Understanding local regulations is also crucial. This includes size limits, catch limits, and specific rules about catch and release. Such regulations often vary by location and are put in place to maintain fish populations and ecosystem health.

Finally, don’t underestimate the value of a pre-trip checklist. Ensure you have all items packed, a clear itinerary, and back-up plans in place. This organized approach helps prevent common challenges and maximizes your focus on the fishing experience itself.

With proper preparation, your first fly fishing trip can be an exciting and enriching experience, paving the way for many more adventures in the sport of fly fishing.


FAQ: Essential Fly Fishing Gear for Beginners

What is a fly fishing combo and why is it recommended for beginners?

A fly fishing combo includes a rod, reel, and line that are pre-assembled and balanced for optimal performance. It is recommended for beginners because it simplifies the initial setup and ensures compatibility of the gear, making the learning process smoother.

How do I choose the right size fly rod?

The choice of rod size depends on the type of fish you are targeting and the fishing environment. For most beginners, a medium-action rod around 8 to 9 feet in length and rated for 4-6 weight lines is versatile for various conditions.

What features should I look for in a fly reel for beginners?

Beginners should look for fly reels with a simple yet reliable drag system, preferably a disc drag for smoother control. A large arbor design is also beneficial, as it aids in quicker line retrieval and helps reduce line memory.

Why is fly line weight important and how do I match it with my rod?

Fly line weight is crucial as it must match the weight specification of your rod for the best performance. This ensures proper loading of the rod during casting, which enhances accuracy and eases the casting process. Generally, the line weight should be the same as the rod's weight rating.

What basic accessories should I have as a beginner in fly fishing?

Essential accessories for beginners include a high-quality pair of waders, a vest or pack for gear storage, polarized sunglasses for eye protection and better water visibility, and a brimmed hat for sun protection. Additionally, having a selection of flies suited for various waters and species is crucial.

#

Your opinion on this article

Please enter a valid email address.
Please enter a comment.
No comments available

Article Summary

Ein Fliegenfischer-Combo, bestehend aus Rute, Rolle und Schnur, ist ideal für Anfänger, da es die Auswahl vereinfacht und eine bessere Balance sowie ein glatteres Werfen ermöglicht. Beim Kauf des ersten Sets sollten Länge und Gewicht der Rute, Typ der Rolle und das Gewicht der Schnur auf den geplanten Fischtyp abgestimmt sein; zusätzlich sind Materialien wie Graphit empfehlenswert für Einsteiger-Ruten wegen ihrer Leichtigkeit und Widerstandsfähigkeit.

...
Better Fishing Experience™️

World's Leading Supplier of Premium Outdoor Gear Fishing | Gadgets | Camping. Dedicated to fishing lovers! Just take a look!

Useful tips on the subject:
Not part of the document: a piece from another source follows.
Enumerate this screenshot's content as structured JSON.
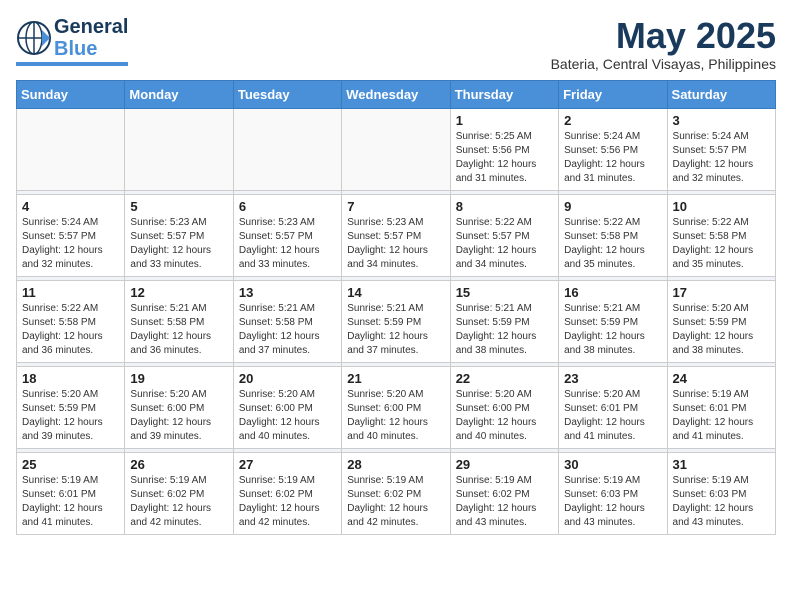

  1. Choose a balanced fly fishing combo: As a beginner, opt for a pre-configured set that includes a rod, reel, and line designed to work together, which simplifies setup and improves casting performance.
  2. Consider rod and reel specifications: Select a rod around 8 to 9 feet long and a reel with a smooth drag system, ideally a large arbor design for easier line handling. These specifications offer a good balance of control and ease of use for novices.
  3. Match the fly line weight with your rod: Ensure the fly line weight matches your rod’s weight rating to optimize casting accuracy and efficiency. A weight-forward taper line is recommended for easier casting for beginners.
  4. Start with basic gear and accessories: Invest in essential gear including a medium-action graphite rod, a reliable reel, and a floating line. Additionally, consider essential accessories like waders, a net, and a fishing vest to enhance your fishing experience.
  5. Learn and practice fundamental techniques: Focus on mastering basic fly fishing techniques such as casting, mending, and striking. Practice these skills in a controlled environment before heading out on your first fishing trip.